◆ **REQUIRED WORK**
From the data that follows, copy every line holding the string "JSON".

◆ **RECORDED INFORMATION**
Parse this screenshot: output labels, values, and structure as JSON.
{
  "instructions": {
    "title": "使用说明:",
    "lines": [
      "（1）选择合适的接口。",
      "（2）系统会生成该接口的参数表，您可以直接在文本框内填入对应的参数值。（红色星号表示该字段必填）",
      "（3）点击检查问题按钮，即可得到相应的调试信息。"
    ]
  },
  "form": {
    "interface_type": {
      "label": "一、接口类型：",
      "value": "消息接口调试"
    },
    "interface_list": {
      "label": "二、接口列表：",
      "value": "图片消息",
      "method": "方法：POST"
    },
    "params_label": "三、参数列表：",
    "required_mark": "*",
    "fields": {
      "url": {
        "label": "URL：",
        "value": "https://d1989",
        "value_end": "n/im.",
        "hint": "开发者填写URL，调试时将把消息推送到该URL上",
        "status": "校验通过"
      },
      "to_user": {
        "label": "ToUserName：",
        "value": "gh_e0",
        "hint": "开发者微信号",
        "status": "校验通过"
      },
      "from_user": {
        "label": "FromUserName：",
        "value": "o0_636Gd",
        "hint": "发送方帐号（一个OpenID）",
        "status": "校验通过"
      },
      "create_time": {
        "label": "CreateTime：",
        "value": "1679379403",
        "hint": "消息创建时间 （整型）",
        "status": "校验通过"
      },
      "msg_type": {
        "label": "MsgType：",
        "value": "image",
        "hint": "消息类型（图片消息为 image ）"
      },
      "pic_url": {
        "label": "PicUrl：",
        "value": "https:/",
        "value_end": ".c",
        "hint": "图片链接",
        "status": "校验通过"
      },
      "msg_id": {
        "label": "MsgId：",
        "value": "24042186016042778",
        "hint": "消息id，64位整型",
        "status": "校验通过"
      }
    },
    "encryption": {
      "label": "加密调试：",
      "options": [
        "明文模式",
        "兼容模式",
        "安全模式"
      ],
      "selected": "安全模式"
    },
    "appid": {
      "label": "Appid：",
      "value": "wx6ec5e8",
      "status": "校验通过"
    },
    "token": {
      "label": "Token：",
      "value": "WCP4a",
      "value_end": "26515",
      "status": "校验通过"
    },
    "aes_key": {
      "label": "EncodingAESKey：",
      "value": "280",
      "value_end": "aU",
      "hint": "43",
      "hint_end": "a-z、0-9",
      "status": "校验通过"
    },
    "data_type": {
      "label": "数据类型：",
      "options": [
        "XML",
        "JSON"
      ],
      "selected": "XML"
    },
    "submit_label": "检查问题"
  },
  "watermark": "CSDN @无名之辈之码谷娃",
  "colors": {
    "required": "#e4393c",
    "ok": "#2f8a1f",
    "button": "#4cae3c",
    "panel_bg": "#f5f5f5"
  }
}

◆ **SOLUTION BELOW**
Parse this screenshot: output labels, values, and structure as JSON.
        "JSON"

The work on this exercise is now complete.